Des Moines Arson Lawyers
Iowa Code Chapter 712 is about arson.
If you burn stuff down or blow it up, that's arson.
There's a common misconception that arson just involves burning down buildings. As was noted in the well-known case of one gentleman who burned a stolen flag and was convicted of arson, though, the property at issue doesn't have to be a building.
You can be charged with arson if you:
- Cause a fire intending to damage or destroy property
- Cause an explosion intending to damage or destroy property
- Place any burning material in or near property with the intent to destroy or damage the property (or while knowing that the property will probably be destroyed or damaged)
- Place any incendiary or explosive device or material in or near property with the intent to destroy or damage the property (or while knowing that the property will probably be destroyed or damaged)
- Cause a fire or explosion that damages or destroys property while manufacturing or trying to manufacture drugs. For controlled substance arson:
- Even if the owner of the property that you knowingly endangered consented to what you were doing, it's arson.
- Even if you did it in a way that doesn't unreasonably endanger anyone's life or property, it's arson.
- Even if you didn't fraudulently claim damages under an insurance policy, it's arson.
Iowa arson charges come in three degrees. Depending on the property that's at issue, the foreseeability of people being around, and whether a fire fighter dies, you could face misdemeanor or felony charges.
Arson in the First Degree
If one or more people can be reasonably anticipated to be present in or near the property you burn, you will be charged with first-degree arson. You will also be charged with first degree arson if a fire fighter dies.
If you are convicted of Iowa Arson in the First Degree, you are guilty of a Class B felony and will be sentenced to up to 25 years in prison.
Arson in the Second Degree
If no one can be reasonably expected to be in or near the property and the arson doesn't result in the death of a firefighter, then the crime is second-degree arson if it involves burning or blowing up:
- A building or a structure
- Real property of any kind
- Standing crops
- Personal property worth $750.01 or more
Second degree arson is a Class C felony. You could be sentenced to up to 10 years in prison. For second degree arson committed after July 15, 2020, the minimum fine is $1370 and the maximum fine is $13,660. Fines are subject to a 15% crime services surcharge.
For second degree arson offenses committed before July 15, 2020, fines are $1000-$10,000 and subject to a 35% criminal penalty surcharge.
Arson in the Third Degree
Any arson that isn't first degree or second degree is third degree arson. Third-degree arson is an aggravated misdemeanor. You could face up to 2 years in prison. For offenses committed after July 15, 2020, the minimum fine is $855 and the maximum fine is $8,540. Criminal fines are subject to a 15% crime services surcharge.

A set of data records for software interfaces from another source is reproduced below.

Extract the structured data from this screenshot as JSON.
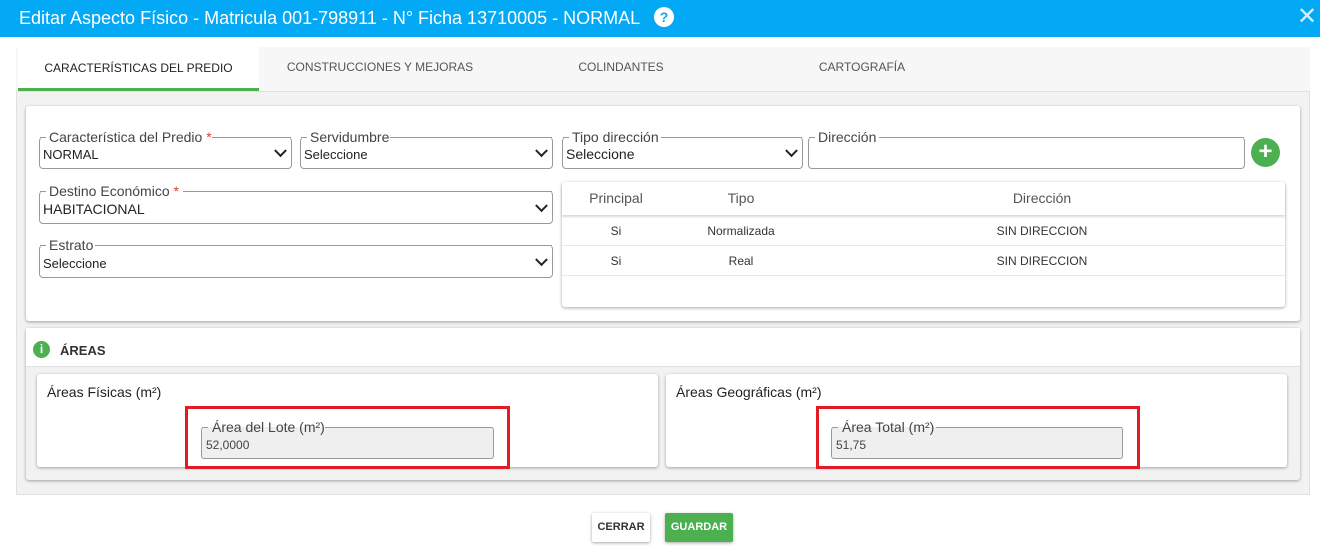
{
  "header": {
    "title": "Editar Aspecto Físico - Matricula 001-798911 - N° Ficha 13710005 - NORMAL",
    "help_icon": "?",
    "close_icon": "✕"
  },
  "tabs": [
    {
      "label": "CARACTERÍSTICAS DEL PREDIO",
      "active": true
    },
    {
      "label": "CONSTRUCCIONES Y MEJORAS",
      "active": false
    },
    {
      "label": "COLINDANTES",
      "active": false
    },
    {
      "label": "CARTOGRAFÍA",
      "active": false
    }
  ],
  "form": {
    "caracteristica": {
      "label": "Característica del Predio",
      "required": "*",
      "value": "NORMAL"
    },
    "servidumbre": {
      "label": "Servidumbre",
      "value": "Seleccione"
    },
    "tipo_direccion": {
      "label": "Tipo dirección",
      "value": "Seleccione"
    },
    "direccion": {
      "label": "Dirección",
      "value": ""
    },
    "destino": {
      "label": "Destino Económico",
      "required": "*",
      "value": "HABITACIONAL"
    },
    "estrato": {
      "label": "Estrato",
      "value": "Seleccione"
    },
    "add_icon": "+"
  },
  "address_table": {
    "columns": [
      "Principal",
      "Tipo",
      "Dirección"
    ],
    "rows": [
      [
        "Si",
        "Normalizada",
        "SIN DIRECCION"
      ],
      [
        "Si",
        "Real",
        "SIN DIRECCION"
      ]
    ]
  },
  "areas": {
    "info_icon": "i",
    "title": "ÁREAS",
    "fisicas": {
      "title": "Áreas Físicas (m²)",
      "field_label": "Área del Lote (m²)",
      "field_value": "52,0000"
    },
    "geograficas": {
      "title": "Áreas Geográficas (m²)",
      "field_label": "Área Total (m²)",
      "field_value": "51,75"
    }
  },
  "footer": {
    "close_label": "CERRAR",
    "save_label": "GUARDAR"
  },
  "colors": {
    "header_bg": "#03a9f4",
    "accent_green": "#4caf50",
    "highlight_red": "#e21b24"
  }
}
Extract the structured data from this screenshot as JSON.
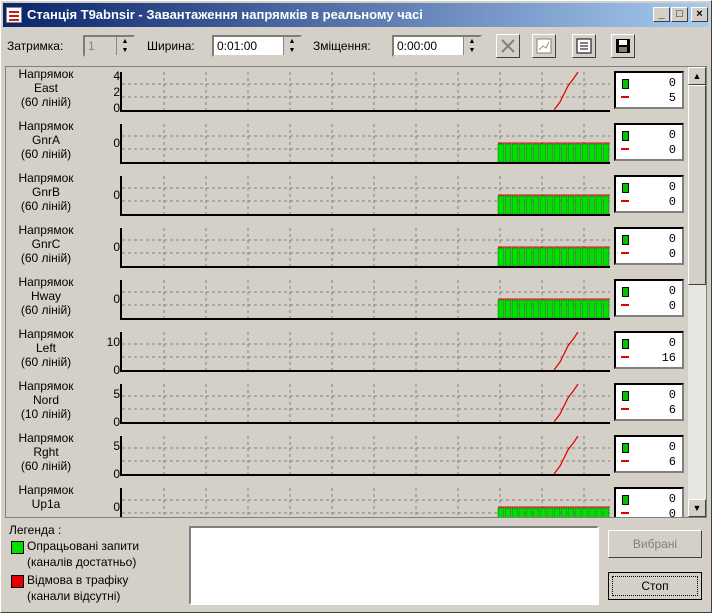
{
  "window": {
    "title": "Станція T9abnsir - Завантаження напрямків в реальному часі",
    "minimize": "_",
    "maximize": "□",
    "close": "×"
  },
  "toolbar": {
    "delay_label": "Затримка:",
    "delay_value": "1",
    "width_label": "Ширина:",
    "width_value": "0:01:00",
    "offset_label": "Зміщення:",
    "offset_value": "0:00:00"
  },
  "rows": [
    {
      "l1": "Напрямок",
      "l2": "East",
      "l3": "(60 ліній)",
      "ticks": [
        "4",
        "2",
        "0"
      ],
      "v1": "0",
      "v2": "5",
      "kind": "line"
    },
    {
      "l1": "Напрямок",
      "l2": "GnrA",
      "l3": "(60 ліній)",
      "ticks": [
        "0"
      ],
      "v1": "0",
      "v2": "0",
      "kind": "bars"
    },
    {
      "l1": "Напрямок",
      "l2": "GnrB",
      "l3": "(60 ліній)",
      "ticks": [
        "0"
      ],
      "v1": "0",
      "v2": "0",
      "kind": "bars"
    },
    {
      "l1": "Напрямок",
      "l2": "GnrC",
      "l3": "(60 ліній)",
      "ticks": [
        "0"
      ],
      "v1": "0",
      "v2": "0",
      "kind": "bars"
    },
    {
      "l1": "Напрямок",
      "l2": "Hway",
      "l3": "(60 ліній)",
      "ticks": [
        "0"
      ],
      "v1": "0",
      "v2": "0",
      "kind": "bars"
    },
    {
      "l1": "Напрямок",
      "l2": "Left",
      "l3": "(60 ліній)",
      "ticks": [
        "10",
        "0"
      ],
      "v1": "0",
      "v2": "16",
      "kind": "line"
    },
    {
      "l1": "Напрямок",
      "l2": "Nord",
      "l3": "(10 ліній)",
      "ticks": [
        "5",
        "0"
      ],
      "v1": "0",
      "v2": "6",
      "kind": "line"
    },
    {
      "l1": "Напрямок",
      "l2": "Rght",
      "l3": "(60 ліній)",
      "ticks": [
        "5",
        "0"
      ],
      "v1": "0",
      "v2": "6",
      "kind": "line"
    },
    {
      "l1": "Напрямок",
      "l2": "Up1a",
      "l3": "",
      "ticks": [
        "0"
      ],
      "v1": "0",
      "v2": "0",
      "kind": "bars"
    }
  ],
  "legend": {
    "title": "Легенда :",
    "ok_1": "Опрацьовані запити",
    "ok_2": "(каналів достатньо)",
    "fail_1": "Відмова в трафіку",
    "fail_2": "(канали відсутні)",
    "ok_color": "#00e000",
    "fail_color": "#e00000"
  },
  "buttons": {
    "selected": "Вибрані",
    "stop": "Стоп"
  }
}
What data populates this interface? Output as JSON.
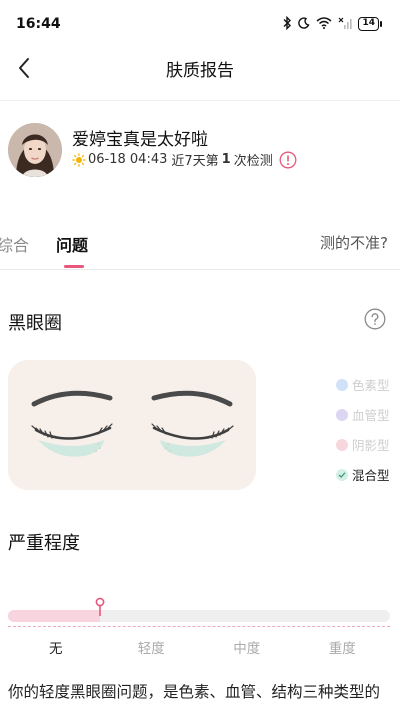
{
  "status_bar": {
    "time": "16:44",
    "battery": "14"
  },
  "nav": {
    "title": "肤质报告"
  },
  "profile": {
    "username": "爱婷宝真是太好啦",
    "date_time": "06-18 04:43",
    "recent_prefix": "近7天第",
    "recent_count": "1",
    "recent_suffix": "次检测"
  },
  "tabs": {
    "overall": "综合",
    "issues": "问题",
    "inaccurate": "测的不准?"
  },
  "dark_circles": {
    "title": "黑眼圈",
    "types": [
      {
        "label": "色素型",
        "color": "#cfe2f7",
        "active": false
      },
      {
        "label": "血管型",
        "color": "#ddd6f3",
        "active": false
      },
      {
        "label": "阴影型",
        "color": "#f8d6de",
        "active": false
      },
      {
        "label": "混合型",
        "color": "#d3efe6",
        "active": true
      }
    ],
    "card_color": "#f7efe9",
    "under_eye_color": "#cfe9e1"
  },
  "severity": {
    "title": "严重程度",
    "levels": [
      "无",
      "轻度",
      "中度",
      "重度"
    ],
    "current_level": "无",
    "value": 0.24,
    "accent": "#e8587d"
  },
  "description": "你的轻度黑眼圈问题，是色素、血管、结构三种类型的"
}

For offenses committed before July 15, 2020, fines are $625-$6250. Instead of the 15% crime services surcharge, there is a 35% criminal penalty surcharge.